Work order
Copy all lines below containing "JSON".

Web page and app entries

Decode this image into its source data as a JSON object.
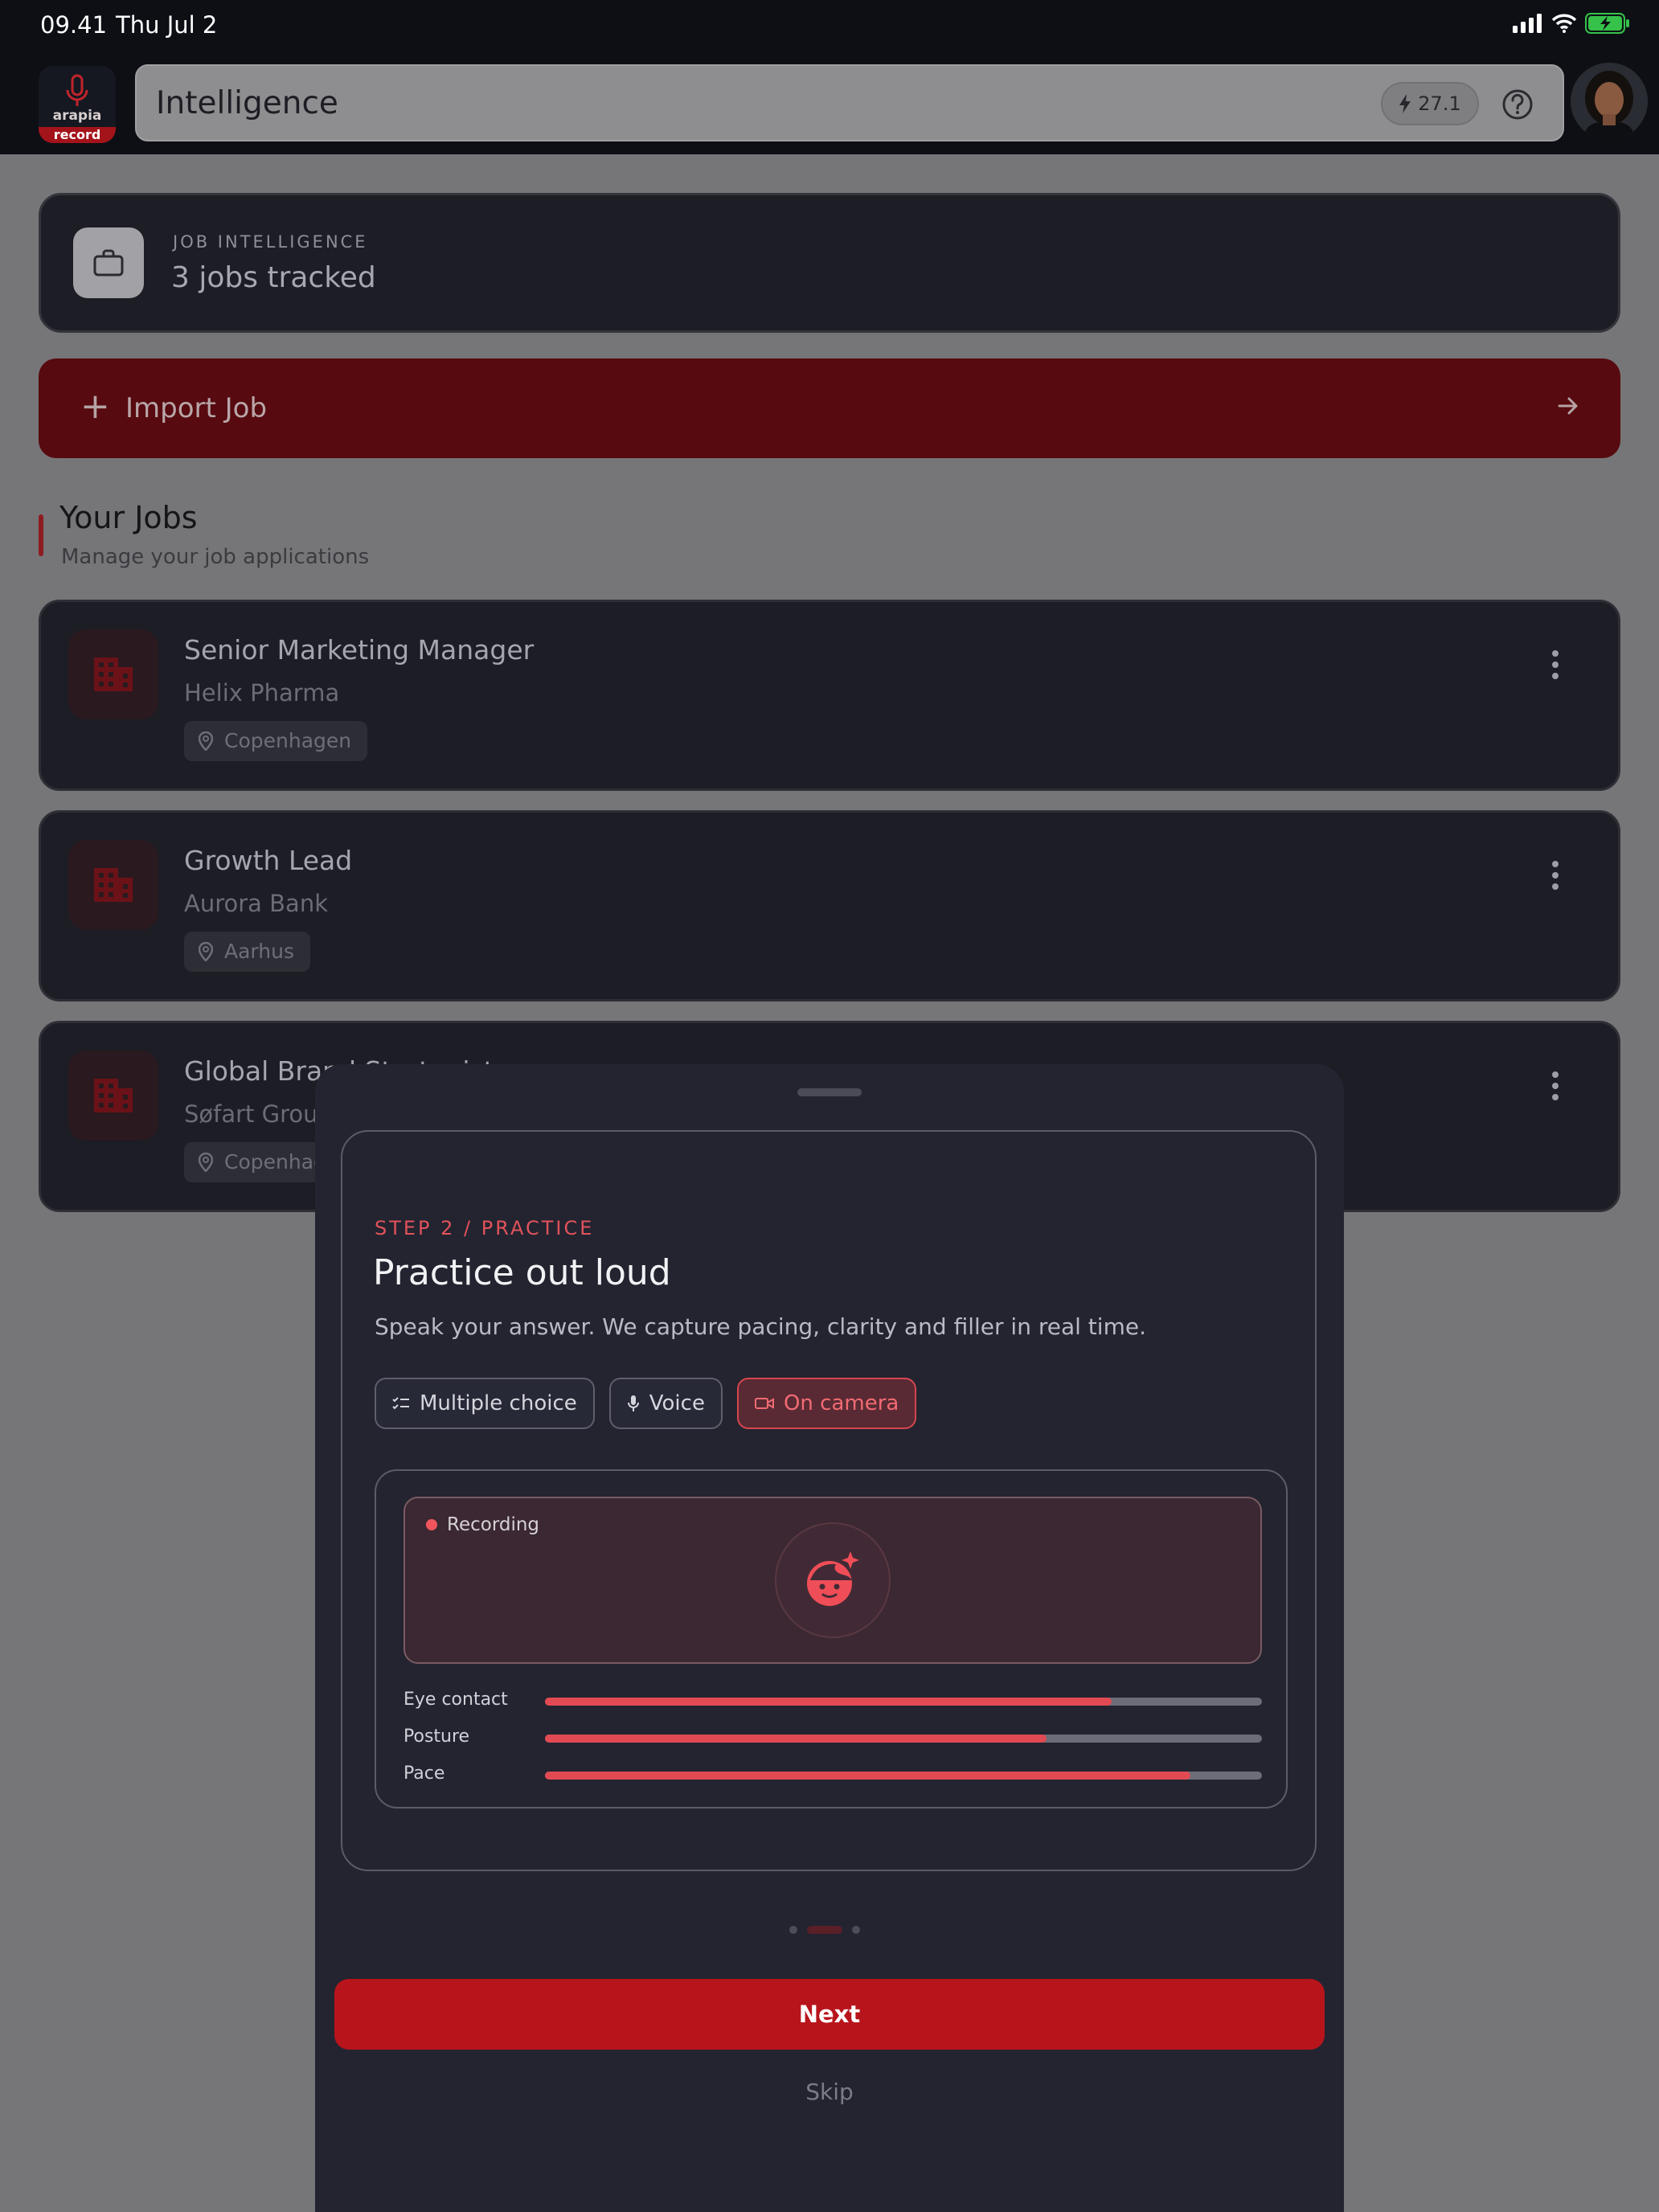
{
  "status": {
    "time": "09.41",
    "date": "Thu Jul 2"
  },
  "header": {
    "title": "Intelligence",
    "credits": "27.1",
    "logo_text_top": "arapia",
    "logo_text_bottom": "record"
  },
  "intel": {
    "kicker": "JOB INTELLIGENCE",
    "count": "3 jobs tracked"
  },
  "import": {
    "label": "Import Job"
  },
  "section": {
    "title": "Your Jobs",
    "subtitle": "Manage your job applications"
  },
  "jobs": [
    {
      "title": "Senior Marketing Manager",
      "company": "Helix Pharma",
      "location": "Copenhagen"
    },
    {
      "title": "Growth Lead",
      "company": "Aurora Bank",
      "location": "Aarhus"
    },
    {
      "title": "Global Brand Strategist",
      "company": "Søfart Group",
      "location": "Copenhagen"
    }
  ],
  "sheet": {
    "step": "STEP 2 / PRACTICE",
    "title": "Practice out loud",
    "description": "Speak your answer. We capture pacing, clarity and filler in real time.",
    "modes": [
      {
        "label": "Multiple choice",
        "icon": "checklist-icon",
        "active": false
      },
      {
        "label": "Voice",
        "icon": "microphone-icon",
        "active": false
      },
      {
        "label": "On camera",
        "icon": "video-camera-icon",
        "active": true
      }
    ],
    "recording_label": "Recording",
    "metrics": [
      {
        "label": "Eye contact",
        "value": 0.79
      },
      {
        "label": "Posture",
        "value": 0.7
      },
      {
        "label": "Pace",
        "value": 0.9
      }
    ],
    "page_indicator": {
      "current": 2,
      "total": 3
    },
    "next_label": "Next",
    "skip_label": "Skip"
  },
  "colors": {
    "accent": "#b8141b",
    "accent_light": "#e14a53",
    "sheet_bg": "#232430",
    "card_bg": "#1c1d25"
  }
}
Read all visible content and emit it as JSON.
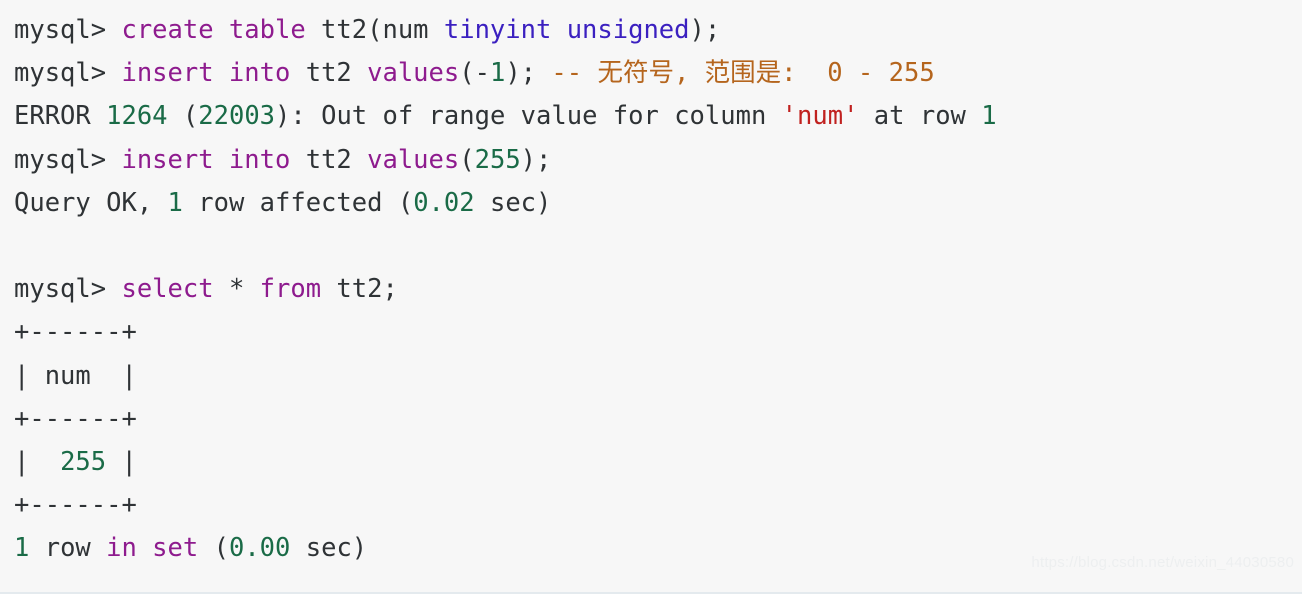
{
  "terminal": {
    "background_color": "#f7f7f7",
    "colors": {
      "plain": "#2f3336",
      "keyword": "#8e1b8e",
      "type": "#3b20c0",
      "number": "#1a6b47",
      "string": "#c0211f",
      "comment": "#b5651d",
      "watermark": "#edeff0"
    },
    "lines": [
      {
        "id": "line-1-create-table",
        "segments": [
          {
            "text": "mysql> ",
            "cls": "plain"
          },
          {
            "text": "create table",
            "cls": "kw"
          },
          {
            "text": " tt2(num ",
            "cls": "plain"
          },
          {
            "text": "tinyint unsigned",
            "cls": "type"
          },
          {
            "text": ");",
            "cls": "plain"
          }
        ]
      },
      {
        "id": "line-2-insert-negative",
        "segments": [
          {
            "text": "mysql> ",
            "cls": "plain"
          },
          {
            "text": "insert into",
            "cls": "kw"
          },
          {
            "text": " tt2 ",
            "cls": "plain"
          },
          {
            "text": "values",
            "cls": "kw"
          },
          {
            "text": "(-",
            "cls": "plain"
          },
          {
            "text": "1",
            "cls": "num"
          },
          {
            "text": "); ",
            "cls": "plain"
          },
          {
            "text": "-- 无符号, 范围是:  0 - 255",
            "cls": "comment"
          }
        ]
      },
      {
        "id": "line-3-error",
        "segments": [
          {
            "text": "ERROR ",
            "cls": "plain"
          },
          {
            "text": "1264",
            "cls": "num"
          },
          {
            "text": " (",
            "cls": "plain"
          },
          {
            "text": "22003",
            "cls": "num"
          },
          {
            "text": "): Out of range value for column ",
            "cls": "plain"
          },
          {
            "text": "'num'",
            "cls": "str"
          },
          {
            "text": " at row ",
            "cls": "plain"
          },
          {
            "text": "1",
            "cls": "num"
          }
        ]
      },
      {
        "id": "line-4-insert-255",
        "segments": [
          {
            "text": "mysql> ",
            "cls": "plain"
          },
          {
            "text": "insert into",
            "cls": "kw"
          },
          {
            "text": " tt2 ",
            "cls": "plain"
          },
          {
            "text": "values",
            "cls": "kw"
          },
          {
            "text": "(",
            "cls": "plain"
          },
          {
            "text": "255",
            "cls": "num"
          },
          {
            "text": ");",
            "cls": "plain"
          }
        ]
      },
      {
        "id": "line-5-query-ok",
        "segments": [
          {
            "text": "Query OK, ",
            "cls": "plain"
          },
          {
            "text": "1",
            "cls": "num"
          },
          {
            "text": " row affected (",
            "cls": "plain"
          },
          {
            "text": "0.02",
            "cls": "num"
          },
          {
            "text": " sec)",
            "cls": "plain"
          }
        ]
      },
      {
        "id": "line-6-blank",
        "segments": [
          {
            "text": " ",
            "cls": "plain"
          }
        ]
      },
      {
        "id": "line-7-select",
        "segments": [
          {
            "text": "mysql> ",
            "cls": "plain"
          },
          {
            "text": "select",
            "cls": "kw"
          },
          {
            "text": " * ",
            "cls": "plain"
          },
          {
            "text": "from",
            "cls": "kw"
          },
          {
            "text": " tt2;",
            "cls": "plain"
          }
        ]
      },
      {
        "id": "line-8-separator-top",
        "segments": [
          {
            "text": "+------+",
            "cls": "plain"
          }
        ]
      },
      {
        "id": "line-9-header",
        "segments": [
          {
            "text": "| num  |",
            "cls": "plain"
          }
        ]
      },
      {
        "id": "line-10-separator-mid",
        "segments": [
          {
            "text": "+------+",
            "cls": "plain"
          }
        ]
      },
      {
        "id": "line-11-row-255",
        "segments": [
          {
            "text": "|  ",
            "cls": "plain"
          },
          {
            "text": "255",
            "cls": "num"
          },
          {
            "text": " |",
            "cls": "plain"
          }
        ]
      },
      {
        "id": "line-12-separator-bottom",
        "segments": [
          {
            "text": "+------+",
            "cls": "plain"
          }
        ]
      },
      {
        "id": "line-13-row-in-set",
        "segments": [
          {
            "text": "1",
            "cls": "num"
          },
          {
            "text": " row ",
            "cls": "plain"
          },
          {
            "text": "in set",
            "cls": "kw"
          },
          {
            "text": " (",
            "cls": "plain"
          },
          {
            "text": "0.00",
            "cls": "num"
          },
          {
            "text": " sec)",
            "cls": "plain"
          }
        ]
      }
    ]
  },
  "watermark": {
    "text": "https://blog.csdn.net/weixin_44030580"
  }
}
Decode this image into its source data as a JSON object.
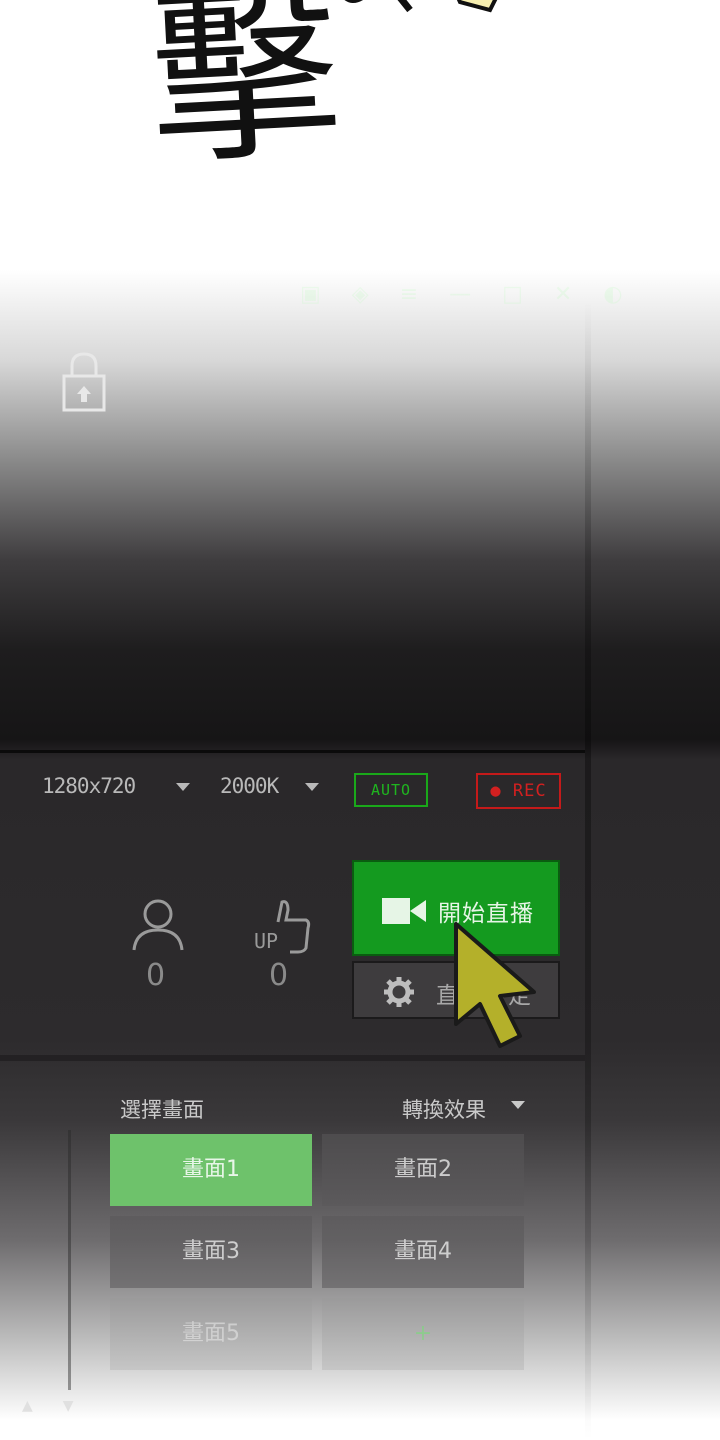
{
  "comic_sfx": {
    "text": "擊"
  },
  "stream": {
    "resolution": "1280x720",
    "bitrate": "2000K",
    "auto_label": "AUTO",
    "rec_label": "● REC"
  },
  "stats": {
    "viewers": "0",
    "likes": "0",
    "like_icon_text": "UP"
  },
  "actions": {
    "start_label": "開始直播",
    "settings_label": "直播設定"
  },
  "scenes": {
    "title": "選擇畫面",
    "transition_label": "轉換效果",
    "items": [
      "畫面1",
      "畫面2",
      "畫面3",
      "畫面4",
      "畫面5",
      "+"
    ],
    "active_index": 0
  },
  "colors": {
    "accent_green": "#149a1f",
    "rec_red": "#d22020",
    "active_scene": "#6ec26b"
  }
}
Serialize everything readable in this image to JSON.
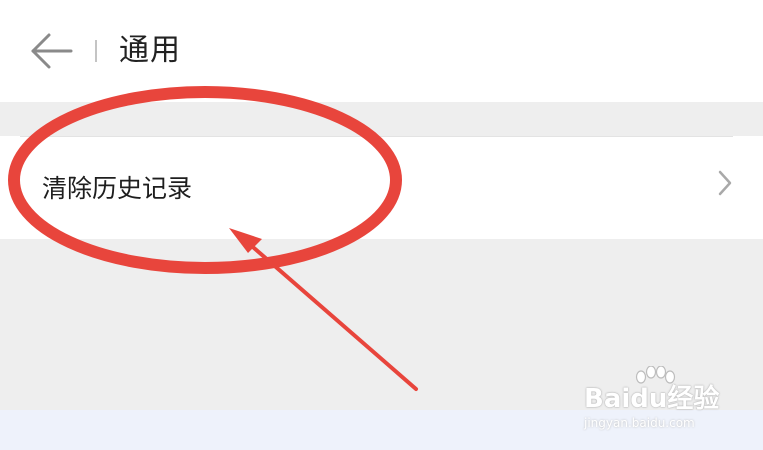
{
  "header": {
    "back_icon": "arrow-left-icon",
    "title": "通用"
  },
  "settings": {
    "items": [
      {
        "label": "清除历史记录",
        "icon": "chevron-right-icon"
      }
    ]
  },
  "annotation": {
    "shapes": [
      "red-ellipse",
      "red-arrow"
    ],
    "color": "#e8453c"
  },
  "watermark": {
    "logo": "Baidu经验",
    "url": "jingyan.baidu.com"
  },
  "colors": {
    "background": "#ffffff",
    "section_gap": "#eeeeee",
    "accent": "#e8453c",
    "text": "#222222"
  }
}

Solution
Decode this image into its source data as a JSON object.
Read all visible content and emit it as JSON.
Decode this image into its source data as a JSON object.
Serialize everything readable in this image to JSON.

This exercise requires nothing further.